Did Hanssen's Catholicism make it easier for him to be a traitor in good conscience? Wise points out that Hanssen repeatedly confessed his espionage to priests and received absolution. Secrecy was guaranteed. "He betrayed his country and simultaneously betrayed his wife," writes Wise, while "urging his friends to get closer to God."

Seven years ago, Wise wrote a gripping account (Nightmover) of how Aldrich Ames was for nine years Moscow's mole inside the CIA, destroying many of the agency's most important undercover operations. Wise saw the CIA's incompetence in catching Ames as just another sign that the agency was almost worthless. ("From the Bay of Pigs to Iran-Contra, its covert warriors hatched one disaster after another" and "its analysts misjudged almost every major development in the post-World War II world.")

Wise could have been almost as harsh in his judgment of the FBI. Behind the masterful puffery and self-promotion of J. Edgar Hoover during his half-century as its first director, the bureau was riddled with defects. Until Hoover's death in 1972, the FBI was marked by racism and civil-liberty violations, and seemed more interested in harassing left-wing political dissenters than in disturbing the Mafia. Post-Hoover directors produced their "string of debacles," such as the shootings at Ruby Ridge, Idaho, and making a bonfire of 75 Branch Davidians in Waco, Tex.

And, in terms of time elapsed, they were even more incompetent than the CIA in catching their mole. Not that there weren't "certainly enough warning signs." Hanssen's own brother-in-law, also an FBI agent, warned his supervisor that a suspiciously large pile of $100 bills had been seen on top of Hanssen's dresser. There was no follow-up. And what about the time Hanssen broke into another agent's computer? And the time he dodged taking a lie detector test? And the time "FBI technicians discovered he had a password breaker on his hard drive, normally a sure sign of a hacker"? And what about the time he got into a shoving match with a woman who worked in his office? (She fell to the floor, and he dragged her up the corridor, yelling and screaming.) Hmmmm. Maybe a little mental problem there? "Perhaps none of these incidents and questions about Hanssen was enough, by itself, to lead the counterspies to suspect their own colleague," Wise writes, "but taken together they should have triggered an investigation."

By the time Director Louis Freeh announced he was quitting in 2001, a CBS News poll showed public confidence in the FBI had plummeted to 24 percent. But within the bureau, confidence was still high. Perhaps too high. Wise smartly guesses that the FBI "may have failed to detect Hanssen sooner because it was in love with its own image" of bureaucratic purity and shrewdness -- a hangover from the myth-ridden Hoover era, "when the vast majority of Americans admired the bureau and its agents, who were invariably portrayed as square-jawed and invincible." A traitor in their ranks? Impossible.

As always, Wise offers his readers the excitement of spying on the spies, and the pleasure of hooting at good guys who stumble because they are too smug.
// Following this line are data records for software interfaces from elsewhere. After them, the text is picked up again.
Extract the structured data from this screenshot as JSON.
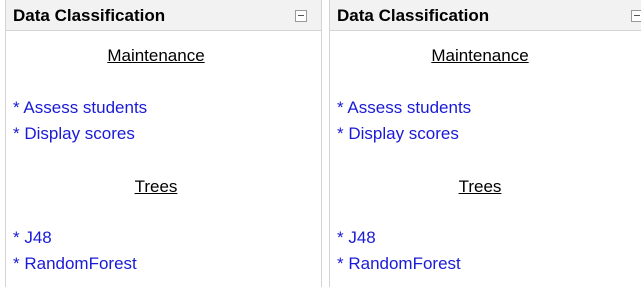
{
  "blocks": [
    {
      "title": "Data Classification",
      "sections": [
        {
          "heading": "Maintenance",
          "links": [
            "* Assess students",
            "* Display scores"
          ]
        },
        {
          "heading": "Trees",
          "links": [
            "* J48",
            "* RandomForest"
          ]
        }
      ]
    },
    {
      "title": "Data Classification",
      "sections": [
        {
          "heading": "Maintenance",
          "links": [
            "* Assess students",
            "* Display scores"
          ]
        },
        {
          "heading": "Trees",
          "links": [
            "* J48",
            "* RandomForest"
          ]
        }
      ]
    }
  ],
  "colors": {
    "header_bg": "#f2f2f2",
    "border": "#d4d4d4",
    "link": "#1a1ad6"
  },
  "icons": {
    "collapse": "minus-square-icon"
  }
}
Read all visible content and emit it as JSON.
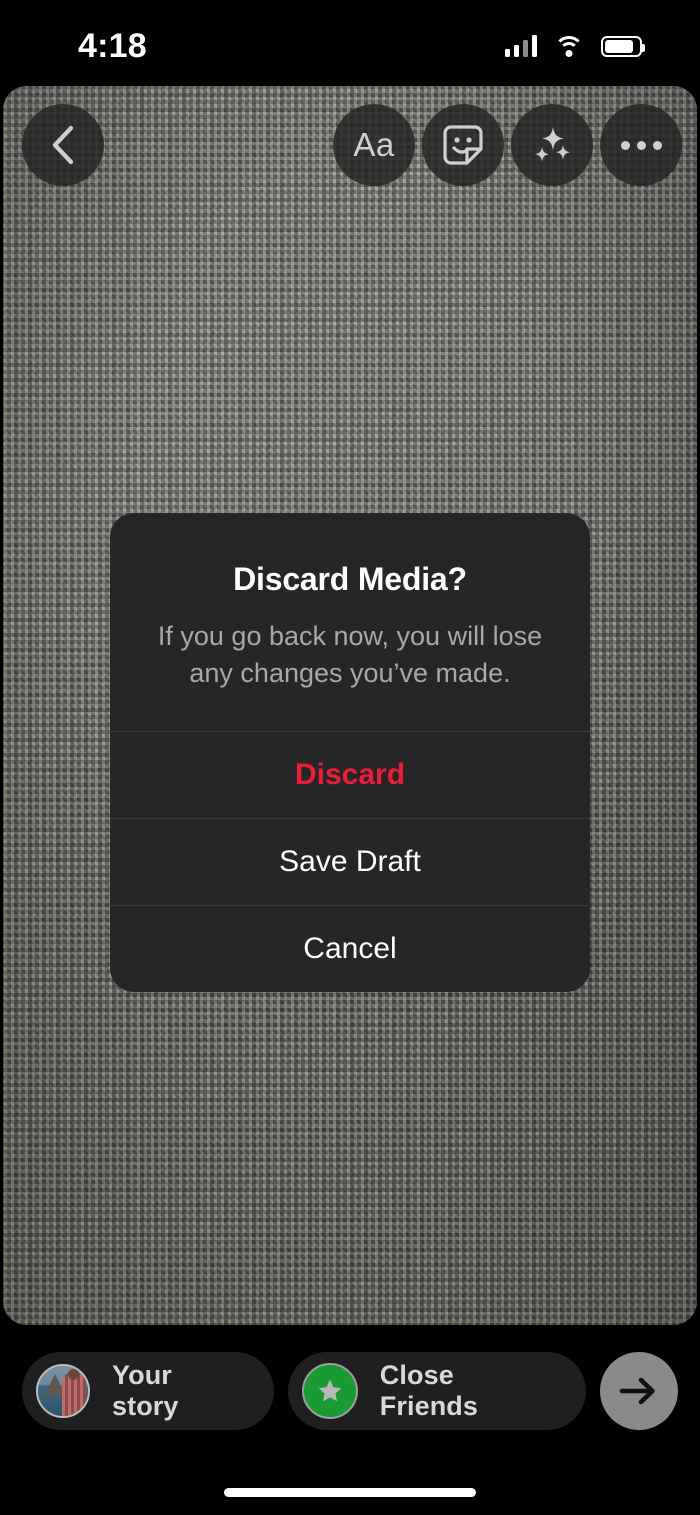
{
  "status_bar": {
    "time": "4:18",
    "icons": [
      "cellular-signal-icon",
      "wifi-icon",
      "battery-icon"
    ],
    "battery_level_percent": 85
  },
  "editor": {
    "toolbar": {
      "back_icon": "chevron-left-icon",
      "text_tool_label": "Aa",
      "text_tool_icon": "text-tool-icon",
      "sticker_icon": "sticker-icon",
      "effects_icon": "sparkles-icon",
      "more_icon": "more-horizontal-icon"
    },
    "media": {
      "description": "gray woven burlap fabric texture",
      "base_color": "#87867f"
    }
  },
  "dialog": {
    "title": "Discard Media?",
    "message": "If you go back now, you will lose any changes you’ve made.",
    "background_color": "#262626",
    "actions": [
      {
        "label": "Discard",
        "style": "destructive",
        "color": "#ED1B3A"
      },
      {
        "label": "Save Draft",
        "style": "default",
        "color": "#FFFFFF"
      },
      {
        "label": "Cancel",
        "style": "default",
        "color": "#FFFFFF"
      }
    ]
  },
  "bottom_bar": {
    "your_story": {
      "label": "Your story",
      "avatar_icon": "profile-avatar-thumbnail"
    },
    "close_friends": {
      "label": "Close Friends",
      "badge_icon": "green-star-badge-icon",
      "badge_color": "#1a9a32"
    },
    "send_button": {
      "icon": "arrow-right-icon",
      "background_color": "#8a8a8a"
    }
  },
  "home_indicator": {
    "name": "home-indicator"
  }
}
And he leaves us mulling over the question of justice, served or unserved. Hanssen got a life sentence, but the government turned its traitor into a fairly good provider by allowing Mrs. Hanssen to receive $40,000 of his pension a year, plus the house and their three cars.
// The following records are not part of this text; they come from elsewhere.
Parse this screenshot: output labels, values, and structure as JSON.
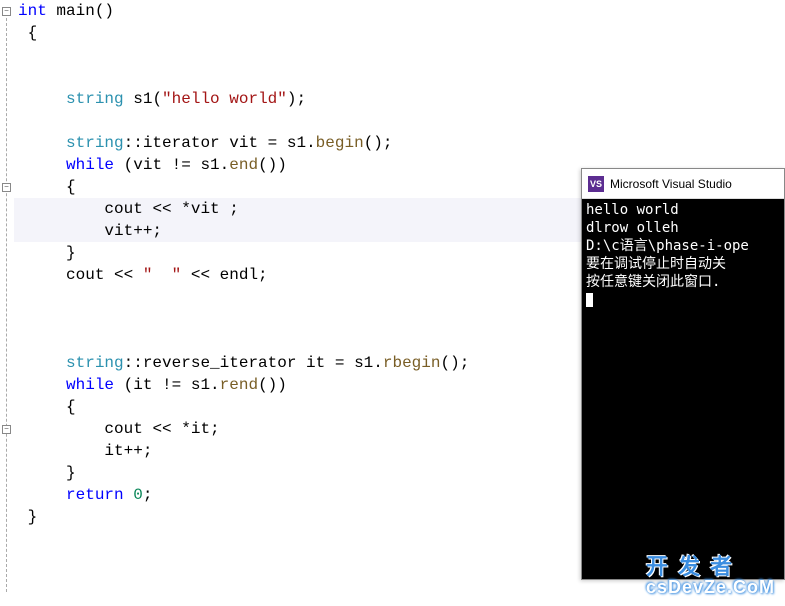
{
  "code": {
    "l1_int": "int",
    "l1_main": " main",
    "l1_paren": "()",
    "l2_brace": "{",
    "l4_string": "string",
    "l4_s1": " s1",
    "l4_paren_open": "(",
    "l4_literal": "\"hello world\"",
    "l4_paren_close": ")",
    "l4_semi": ";",
    "l6_string": "string",
    "l6_iter": "::iterator",
    "l6_vit": " vit ",
    "l6_assign": "=",
    "l6_s1": " s1.",
    "l6_begin": "begin",
    "l6_end": "();",
    "l7_while": "while",
    "l7_rest1": " (vit ",
    "l7_ne": "!=",
    "l7_rest2": " s1.",
    "l7_end_fn": "end",
    "l7_rest3": "())",
    "l8_brace": "{",
    "l9_cout": "cout ",
    "l9_op": "<<",
    "l9_rest": " *vit ;",
    "l10": "vit++;",
    "l11_brace": "}",
    "l12_cout": "cout ",
    "l12_op1": "<<",
    "l12_str": " \"  \" ",
    "l12_op2": "<<",
    "l12_endl": " endl;",
    "l15_string": "string",
    "l15_riter": "::reverse_iterator",
    "l15_it": " it ",
    "l15_eq": "=",
    "l15_s1": " s1.",
    "l15_rbegin": "rbegin",
    "l15_end": "();",
    "l16_while": "while",
    "l16_rest1": " (it ",
    "l16_ne": "!=",
    "l16_rest2": " s1.",
    "l16_rend": "rend",
    "l16_rest3": "())",
    "l17_brace": "{",
    "l18_cout": "cout ",
    "l18_op": "<<",
    "l18_rest": " *it;",
    "l19": "it++;",
    "l20_brace": "}",
    "l21_return": "return",
    "l21_zero": " 0",
    "l21_semi": ";",
    "l22_brace": "}"
  },
  "console": {
    "title": "Microsoft Visual Studio",
    "icon_label": "VS",
    "line1": "hello world",
    "line2": "dlrow olleh",
    "line3": "D:\\c语言\\phase-i-ope",
    "line4": "要在调试停止时自动关",
    "line5": "按任意键关闭此窗口."
  },
  "watermark": {
    "top": "开 发 者",
    "bottom": "csDevZe.CoM"
  }
}
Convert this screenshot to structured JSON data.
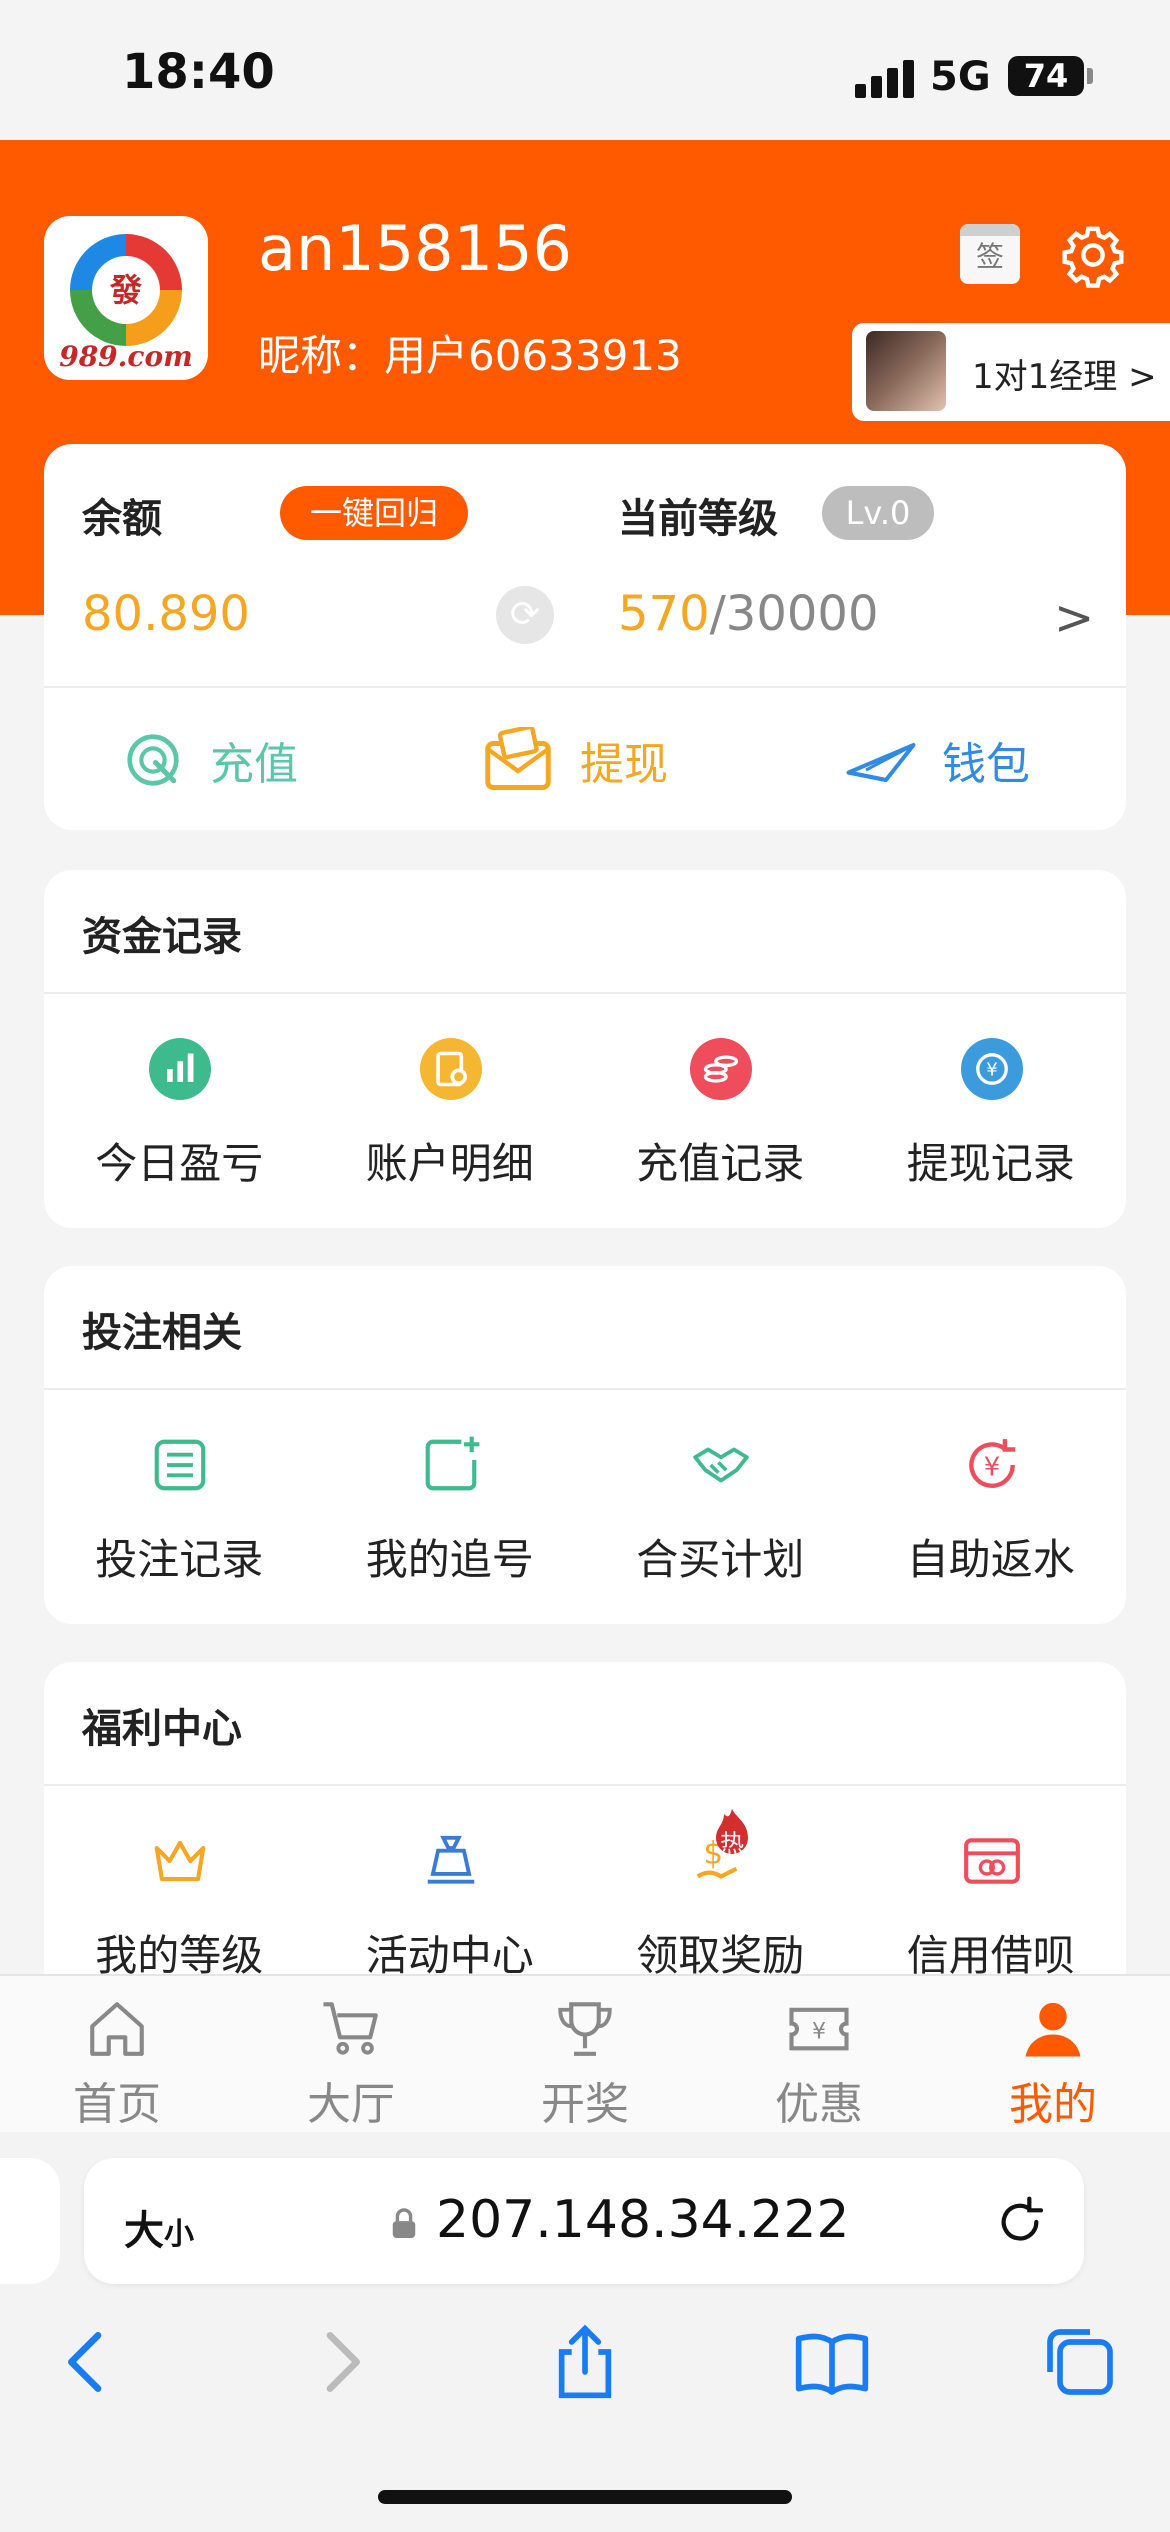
{
  "status_bar": {
    "time": "18:40",
    "network": "5G",
    "battery": "74"
  },
  "header": {
    "logo_char": "發",
    "logo_text": "989.com",
    "username": "an158156",
    "nickname": "昵称：用户60633913",
    "signin_label": "签",
    "manager_label": "1对1经理 >"
  },
  "balance": {
    "title": "余额",
    "recall_button": "一键回归",
    "value": "80.890",
    "level_title": "当前等级",
    "level_badge": "Lv.0",
    "level_current": "570",
    "level_total": "/30000",
    "arrow": ">"
  },
  "actions": [
    {
      "label": "充值",
      "color": "#5cc7a8",
      "icon": "recharge-icon"
    },
    {
      "label": "提现",
      "color": "#f5a623",
      "icon": "withdraw-icon"
    },
    {
      "label": "钱包",
      "color": "#2f8be6",
      "icon": "wallet-icon"
    }
  ],
  "funds": {
    "title": "资金记录",
    "items": [
      {
        "label": "今日盈亏",
        "icon": "chart-icon",
        "color": "#3dbb8d"
      },
      {
        "label": "账户明细",
        "icon": "detail-icon",
        "color": "#f5b731"
      },
      {
        "label": "充值记录",
        "icon": "coins-icon",
        "color": "#ef4d5b"
      },
      {
        "label": "提现记录",
        "icon": "exchange-icon",
        "color": "#3b9bdc"
      }
    ]
  },
  "betting": {
    "title": "投注相关",
    "items": [
      {
        "label": "投注记录",
        "icon": "list-icon",
        "color": "#3dbb8d"
      },
      {
        "label": "我的追号",
        "icon": "add-note-icon",
        "color": "#3dbb8d"
      },
      {
        "label": "合买计划",
        "icon": "handshake-icon",
        "color": "#3dbb8d"
      },
      {
        "label": "自助返水",
        "icon": "rebate-icon",
        "color": "#ef4d5b"
      }
    ]
  },
  "welfare": {
    "title": "福利中心",
    "items": [
      {
        "label": "我的等级",
        "icon": "crown-icon",
        "color": "#f5a623"
      },
      {
        "label": "活动中心",
        "icon": "gift-icon",
        "color": "#3b7bd8"
      },
      {
        "label": "领取奖励",
        "icon": "reward-icon",
        "color": "#f5a623"
      },
      {
        "label": "信用借呗",
        "icon": "card-icon",
        "color": "#ef4d5b"
      }
    ],
    "hot_badge": "热"
  },
  "tabs": [
    {
      "label": "首页",
      "icon": "home-icon"
    },
    {
      "label": "大厅",
      "icon": "cart-icon"
    },
    {
      "label": "开奖",
      "icon": "trophy-icon"
    },
    {
      "label": "优惠",
      "icon": "coupon-icon"
    },
    {
      "label": "我的",
      "icon": "person-icon",
      "active": true
    }
  ],
  "browser": {
    "text_size": "大",
    "text_size_small": "小",
    "address": "207.148.34.222"
  },
  "colors": {
    "brand": "#ff5a00",
    "gold": "#f5a623"
  }
}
The really big winner in this tale is, ironically, the Russian spy who defected to the United States, bringing a treasure chest of data plundered from KGB files. It was this material that exposed Hanssen. In gratitude, our government paid the lucky immigrant $7 million, and he is now living comfortably somewhere in the United States under a new identity. *

Robert Sherrill is a staff writer for the Nation.